This situation is not too far from this scribe’s abode, so this scribe took a walk to look at it, and it is just as described. These dams appear to be holding back water on over three acres of ground just on the lower three dams. The upper dam should not let go because there is a road over that one, and it is now not a beaver dam.


Cost spikes

The subject of not doing much gallivanting, or visiting, mostly staying at home and eating, means the OFs in our booth have all gained weight, and this has cost money at the grocery store. As one OF in this group noted, many people are struggling and grocery prices are going out of sight.

The OFs could not understand why such basic foods cost so much. Purchasing items to go to food pantries is getting quite expensive, one OF mentioned. With so many people hurting for no reason of their own it is hard for the OFs to understand why we have all these spikes in the cost of necessities.


Getting out

Upon greetings, the opening conversations were on how everybody was doing, and it seems that over the span of time many of the OFs’ wives and acquaintances, and OFs themselves, are pretty darn sick, not with minor illnesses but cancers, tumors, joint replacements, trouble walking, serious arthritis, sleepless nights, and getting about, not just simple running noses.

The old problem of age jumped right in there but, as one OF put it, “We do the best we can, and we don’t give up. Sitting in a rocking chair moaning ‘woe is me’ doesn’t cut it for me.”

Another OF answered, “This is the best medicine of all — just getting out.

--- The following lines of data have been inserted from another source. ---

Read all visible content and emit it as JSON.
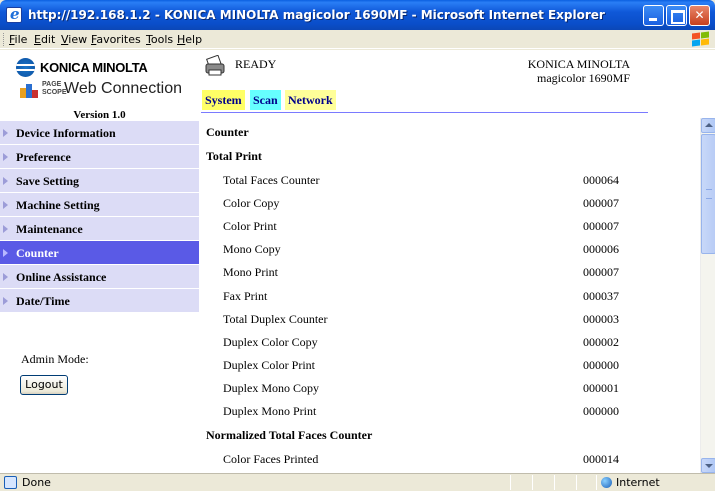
{
  "window": {
    "title": "http://192.168.1.2 - KONICA MINOLTA magicolor 1690MF - Microsoft Internet Explorer"
  },
  "menu": [
    "File",
    "Edit",
    "View",
    "Favorites",
    "Tools",
    "Help"
  ],
  "left": {
    "brand_name": "KONICA MINOLTA",
    "pagescope_word": "PAGE SCOPE",
    "web_connection": "Web Connection",
    "version": "Version 1.0",
    "nav_items": [
      {
        "label": "Device Information",
        "active": false
      },
      {
        "label": "Preference",
        "active": false
      },
      {
        "label": "Save Setting",
        "active": false
      },
      {
        "label": "Machine Setting",
        "active": false
      },
      {
        "label": "Maintenance",
        "active": false
      },
      {
        "label": "Counter",
        "active": true
      },
      {
        "label": "Online Assistance",
        "active": false
      },
      {
        "label": "Date/Time",
        "active": false
      }
    ],
    "admin_mode_label": "Admin Mode:",
    "logout_label": "Logout"
  },
  "header": {
    "status": "READY",
    "maker": "KONICA MINOLTA",
    "model": "magicolor 1690MF"
  },
  "tabs": [
    "System",
    "Scan",
    "Network"
  ],
  "counter": {
    "page_title": "Counter",
    "total_print_title": "Total Print",
    "rows": [
      {
        "label": "Total Faces Counter",
        "value": "000064"
      },
      {
        "label": "Color Copy",
        "value": "000007"
      },
      {
        "label": "Color Print",
        "value": "000007"
      },
      {
        "label": "Mono Copy",
        "value": "000006"
      },
      {
        "label": "Mono Print",
        "value": "000007"
      },
      {
        "label": "Fax Print",
        "value": "000037"
      },
      {
        "label": "Total Duplex Counter",
        "value": "000003"
      },
      {
        "label": "Duplex Color Copy",
        "value": "000002"
      },
      {
        "label": "Duplex Color Print",
        "value": "000000"
      },
      {
        "label": "Duplex Mono Copy",
        "value": "000001"
      },
      {
        "label": "Duplex Mono Print",
        "value": "000000"
      }
    ],
    "normalized_title": "Normalized Total Faces Counter",
    "normalized_rows": [
      {
        "label": "Color Faces Printed",
        "value": "000014"
      }
    ]
  },
  "statusbar": {
    "left_text": "Done",
    "zone": "Internet"
  },
  "colors": {
    "nav_bg": "#dcdcf6",
    "nav_active": "#5a5ae6",
    "tab_system": "#ffff66",
    "tab_scan": "#66ffff",
    "tab_network": "#ffff99"
  }
}
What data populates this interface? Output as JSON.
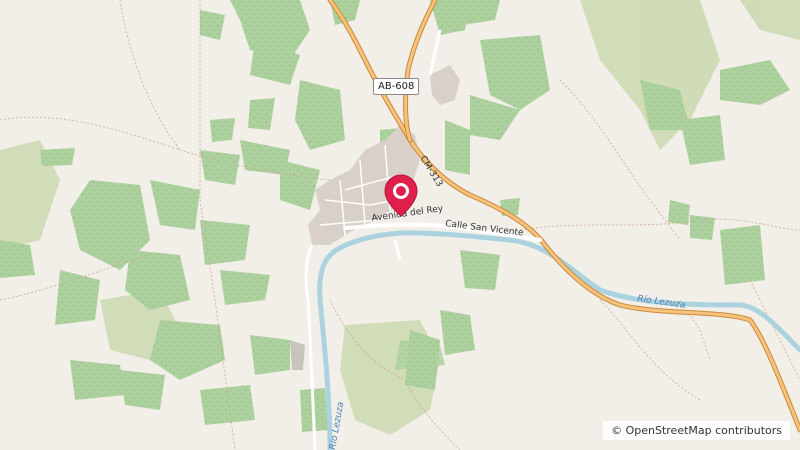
{
  "map": {
    "roads": {
      "ab608": "AB-608",
      "cm313": "CM-313",
      "avenida": "Avenida del Rey",
      "calle_san_vicente": "Calle San Vicente"
    },
    "rivers": {
      "lezuza_east": "Río Lezuza",
      "lezuza_south": "Río Lezuza"
    },
    "attribution": "© OpenStreetMap contributors",
    "marker": {
      "icon": "map-pin-icon",
      "color": "#e0204a"
    },
    "colors": {
      "land": "#f2efe9",
      "forest": "#add19e",
      "scrub": "#c8d7ab",
      "highway": "#f6c27c",
      "highway_casing": "#c98a3c",
      "river": "#aad3df",
      "town": "#d9d0c9"
    }
  }
}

All the other stuff would have gone on anyway. As we generally gather weekly, the news of physical problems would be incremental and not noticed as much as getting a ton of information all at once.”

Among all this somehow the comment, “We should be eating more bananas” was mentioned and, “We would all be healthier.” The OFs in the booth all agreed as if this had been one of the conversations all along.

How the heck did bananas become part of the talk this scribe doesn’t know, but all of sudden there it was. Bananas! The food to end all our problems.

All the OFs in the booth seemed to like bananas and did eat them, some on a daily basis. However, some ate them only because bananas are easy to prepare, are filling, and taste good with just about everything.

The last word on this banana topic is: Time flies like an arrow; fruit flies like a banana.

Those attending — the OFs that challenged COVID (and so far are winning) — at the Chuck Wagon Diner in Princetown were collectively Rick La Grange, Miner Stevens, Roger Chapman, Robie Osterman, George Washburn, Glenn Patterson, Bill Lichliter, Jake Herzog, Lou Schenck, Jack Norray, John Dabrrvalskes, Herb Bahrmann, Elwood Vanderbilt, Dave Hodgetts, Paul Whitbeck, and me.